Dataset rows for apps and sites

*** Block opens ***

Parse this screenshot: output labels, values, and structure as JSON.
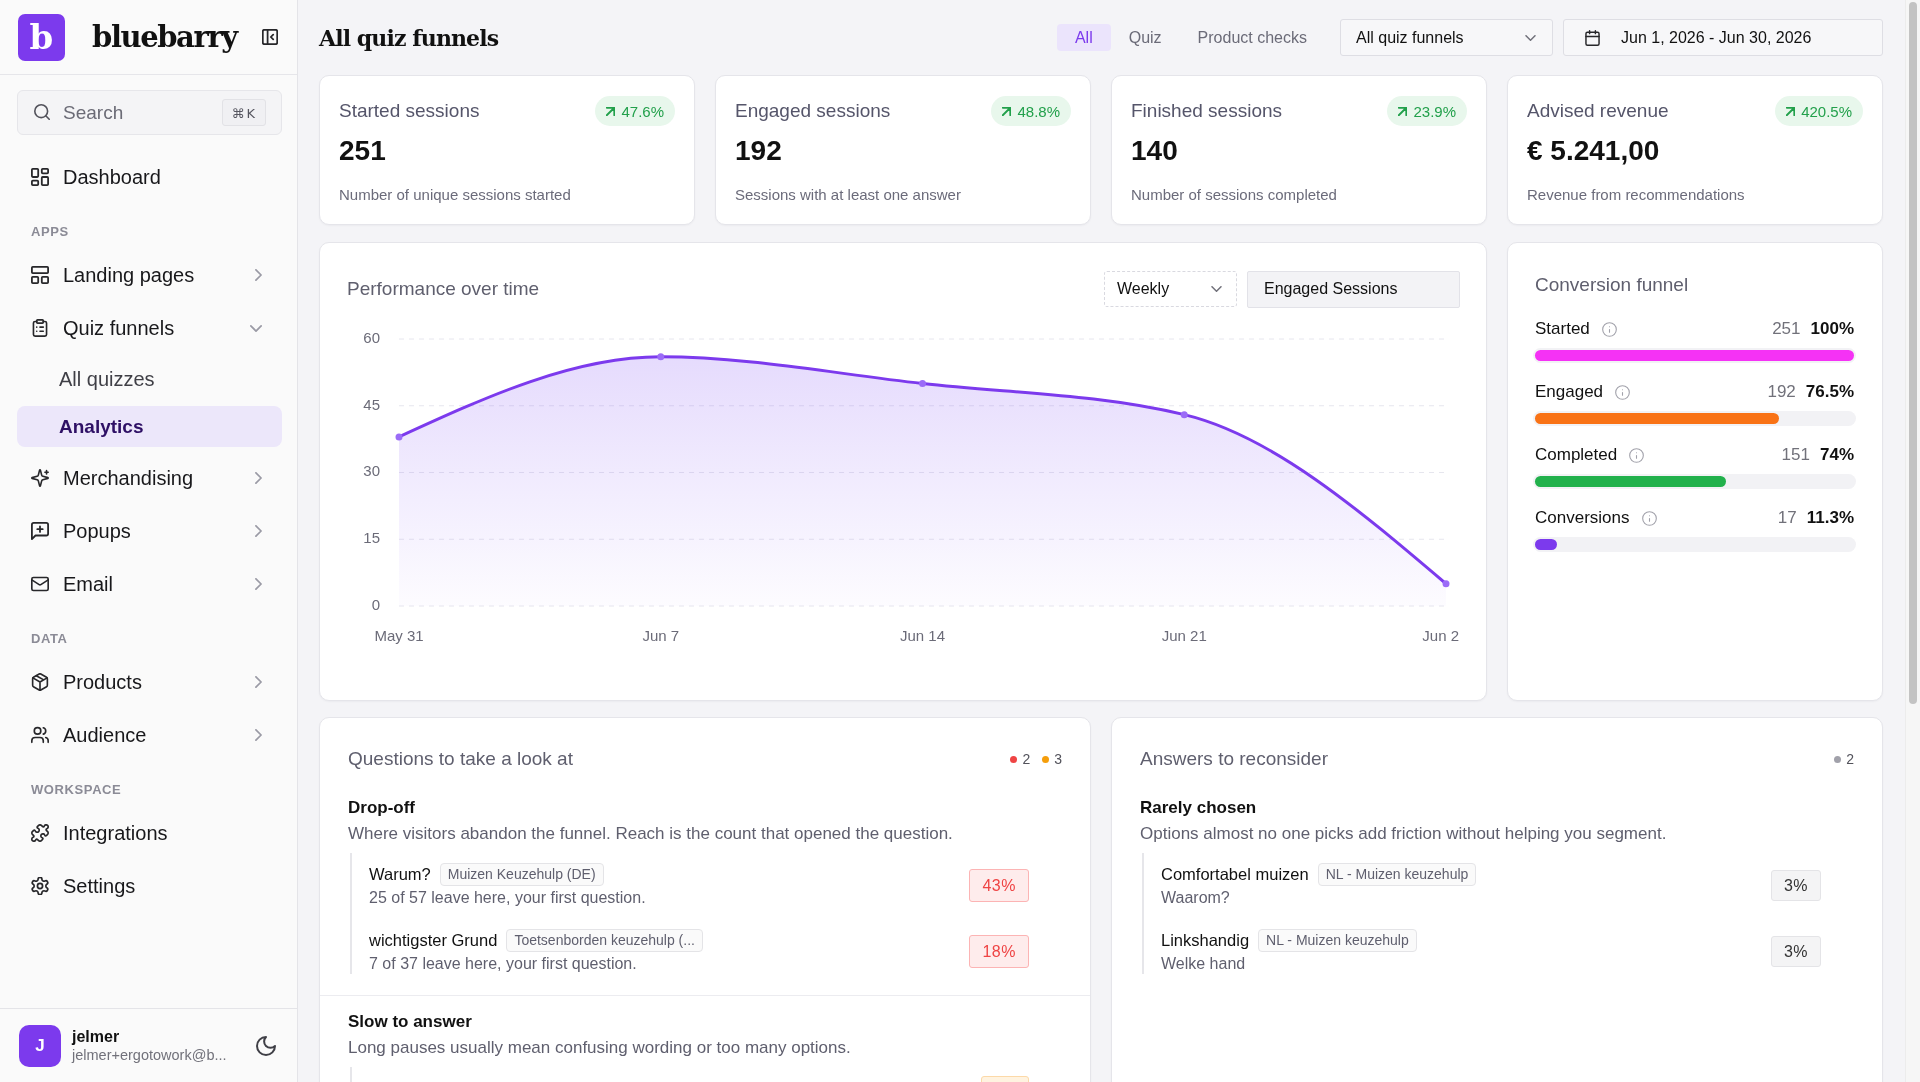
{
  "sidebar": {
    "logo_mark": "b",
    "brand": "bluebarry",
    "search": {
      "placeholder": "Search",
      "shortcut": "⌘K"
    },
    "nav": [
      {
        "kind": "link",
        "label": "Dashboard",
        "selected": false
      },
      {
        "kind": "heading",
        "label": "APPS"
      },
      {
        "kind": "group",
        "label": "Landing pages",
        "selected": false,
        "expanded": false
      },
      {
        "kind": "group",
        "label": "Quiz funnels",
        "selected": false,
        "expanded": true,
        "children": [
          {
            "label": "All quizzes",
            "selected": false
          },
          {
            "label": "Analytics",
            "selected": true
          }
        ]
      },
      {
        "kind": "group",
        "label": "Merchandising",
        "selected": false,
        "expanded": false
      },
      {
        "kind": "group",
        "label": "Popups",
        "selected": false,
        "expanded": false
      },
      {
        "kind": "group",
        "label": "Email",
        "selected": false,
        "expanded": false
      },
      {
        "kind": "heading",
        "label": "DATA"
      },
      {
        "kind": "group",
        "label": "Products",
        "selected": false,
        "expanded": false
      },
      {
        "kind": "group",
        "label": "Audience",
        "selected": false,
        "expanded": false
      },
      {
        "kind": "heading",
        "label": "WORKSPACE"
      },
      {
        "kind": "link",
        "label": "Integrations",
        "selected": false
      },
      {
        "kind": "link",
        "label": "Settings",
        "selected": false
      }
    ],
    "user": {
      "initial": "J",
      "name": "jelmer",
      "email": "jelmer+ergotowork@b..."
    }
  },
  "header": {
    "title": "All quiz funnels",
    "filters": [
      {
        "label": "All",
        "selected": true
      },
      {
        "label": "Quiz",
        "selected": false
      },
      {
        "label": "Product checks",
        "selected": false
      }
    ],
    "funnel_select": "All quiz funnels",
    "date_range": "Jun 1, 2026 - Jun 30, 2026"
  },
  "stats": [
    {
      "title": "Started sessions",
      "change": "47.6%",
      "positive": true,
      "value": "251",
      "description": "Number of unique sessions started"
    },
    {
      "title": "Engaged sessions",
      "change": "48.8%",
      "positive": true,
      "value": "192",
      "description": "Sessions with at least one answer"
    },
    {
      "title": "Finished sessions",
      "change": "23.9%",
      "positive": true,
      "value": "140",
      "description": "Number of sessions completed"
    },
    {
      "title": "Advised revenue",
      "change": "420.5%",
      "positive": true,
      "value": "€ 5.241,00",
      "description": "Revenue from recommendations"
    }
  ],
  "performance": {
    "title": "Performance over time",
    "period": "Weekly",
    "metric": "Engaged Sessions",
    "chart_data": {
      "type": "area",
      "categories": [
        "May 31",
        "Jun 7",
        "Jun 14",
        "Jun 21",
        "Jun 2"
      ],
      "values": [
        38,
        56,
        50,
        43,
        5
      ],
      "ylim": [
        0,
        60
      ],
      "yticks": [
        0,
        15,
        30,
        45,
        60
      ],
      "grid": true
    }
  },
  "funnel": {
    "title": "Conversion funnel",
    "steps": [
      {
        "label": "Started",
        "count": "251",
        "percent": "100%",
        "level": 1,
        "color": "#f532f5"
      },
      {
        "label": "Engaged",
        "count": "192",
        "percent": "76.5%",
        "level": 0.765,
        "color": "#f97316"
      },
      {
        "label": "Completed",
        "count": "151",
        "percent": "74%",
        "level": 0.6,
        "color": "#22b14c"
      },
      {
        "label": "Conversions",
        "count": "17",
        "percent": "11.3%",
        "level": 0.068,
        "color": "#7c3aed"
      }
    ]
  },
  "questions": {
    "title": "Questions to take a look at",
    "counts": [
      {
        "count": "2",
        "color": "#ef4444"
      },
      {
        "count": "3",
        "color": "#f59e0b"
      }
    ],
    "sections": [
      {
        "title": "Drop-off",
        "description": "Where visitors abandon the funnel. Reach is the count that opened the question.",
        "items": [
          {
            "kind": "danger",
            "name": "Warum?",
            "tag": "Muizen Keuzehulp (DE)",
            "detail": "25 of 57 leave here, your first question.",
            "value": "43%"
          },
          {
            "kind": "danger",
            "name": "wichtigster Grund",
            "tag": "Toetsenborden keuzehulp (...",
            "detail": "7 of 37 leave here, your first question.",
            "value": "18%"
          }
        ]
      },
      {
        "title": "Slow to answer",
        "description": "Long pauses usually mean confusing wording or too many options.",
        "items": [
          {
            "kind": "warning"
          }
        ]
      }
    ]
  },
  "answers": {
    "title": "Answers to reconsider",
    "counts": [
      {
        "count": "2",
        "color": "#a1a1aa"
      }
    ],
    "sections": [
      {
        "title": "Rarely chosen",
        "description": "Options almost no one picks add friction without helping you segment.",
        "items": [
          {
            "kind": "neutral",
            "name": "Comfortabel muizen",
            "tag": "NL - Muizen keuzehulp",
            "detail": "Waarom?",
            "value": "3%"
          },
          {
            "kind": "neutral",
            "name": "Linkshandig",
            "tag": "NL - Muizen keuzehulp",
            "detail": "Welke hand",
            "value": "3%"
          }
        ]
      }
    ]
  }
}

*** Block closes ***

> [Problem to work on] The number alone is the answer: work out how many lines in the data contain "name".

> [Exercise response] 5